**YOUR TASK**
Copy every line below where the string "text" is found.

**RECORDS PROVIDED**
____________________

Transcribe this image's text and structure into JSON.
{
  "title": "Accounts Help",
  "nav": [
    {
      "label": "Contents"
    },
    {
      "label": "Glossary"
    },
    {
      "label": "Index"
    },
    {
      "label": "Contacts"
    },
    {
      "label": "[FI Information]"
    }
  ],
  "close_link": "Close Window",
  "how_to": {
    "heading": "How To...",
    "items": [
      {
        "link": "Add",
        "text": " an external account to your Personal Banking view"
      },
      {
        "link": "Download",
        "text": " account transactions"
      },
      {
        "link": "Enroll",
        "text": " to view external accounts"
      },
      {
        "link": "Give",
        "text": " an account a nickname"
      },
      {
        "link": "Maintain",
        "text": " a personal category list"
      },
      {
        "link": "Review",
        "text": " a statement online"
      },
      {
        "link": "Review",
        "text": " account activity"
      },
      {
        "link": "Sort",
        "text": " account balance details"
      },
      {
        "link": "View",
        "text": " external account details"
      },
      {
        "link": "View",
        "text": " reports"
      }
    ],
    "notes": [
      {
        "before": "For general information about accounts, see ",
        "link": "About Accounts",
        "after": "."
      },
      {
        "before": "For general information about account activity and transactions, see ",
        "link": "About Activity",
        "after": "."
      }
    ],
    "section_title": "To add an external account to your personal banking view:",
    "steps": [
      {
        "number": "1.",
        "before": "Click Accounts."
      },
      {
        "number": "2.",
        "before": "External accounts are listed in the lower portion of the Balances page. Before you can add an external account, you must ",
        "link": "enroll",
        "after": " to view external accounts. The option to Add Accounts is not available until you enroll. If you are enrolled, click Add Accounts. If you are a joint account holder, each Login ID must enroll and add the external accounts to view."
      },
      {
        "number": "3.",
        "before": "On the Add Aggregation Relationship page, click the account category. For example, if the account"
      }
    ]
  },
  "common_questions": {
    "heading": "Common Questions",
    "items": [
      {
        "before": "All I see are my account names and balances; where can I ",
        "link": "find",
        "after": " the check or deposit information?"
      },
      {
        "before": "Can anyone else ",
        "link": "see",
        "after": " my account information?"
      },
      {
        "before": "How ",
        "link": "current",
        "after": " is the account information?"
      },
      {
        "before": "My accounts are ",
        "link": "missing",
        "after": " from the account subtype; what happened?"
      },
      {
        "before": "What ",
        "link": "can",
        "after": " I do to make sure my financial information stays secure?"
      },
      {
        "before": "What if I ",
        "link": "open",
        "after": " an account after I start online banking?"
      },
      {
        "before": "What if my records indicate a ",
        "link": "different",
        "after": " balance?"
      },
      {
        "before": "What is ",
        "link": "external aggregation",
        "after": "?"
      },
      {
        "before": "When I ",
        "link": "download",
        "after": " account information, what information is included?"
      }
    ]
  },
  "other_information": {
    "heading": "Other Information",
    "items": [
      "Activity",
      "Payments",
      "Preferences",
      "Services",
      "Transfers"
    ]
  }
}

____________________

**YOUR SOLUTION**
Transcribe this image's text and structure into JSON.
        "text": " an external account to your Personal Banking view"
        "text": " account transactions"
        "text": " to view external accounts"
        "text": " an account a nickname"
        "text": " a personal category list"
        "text": " a statement online"
        "text": " account activity"
        "text": " account balance details"
        "text": " external account details"
        "text": " reports"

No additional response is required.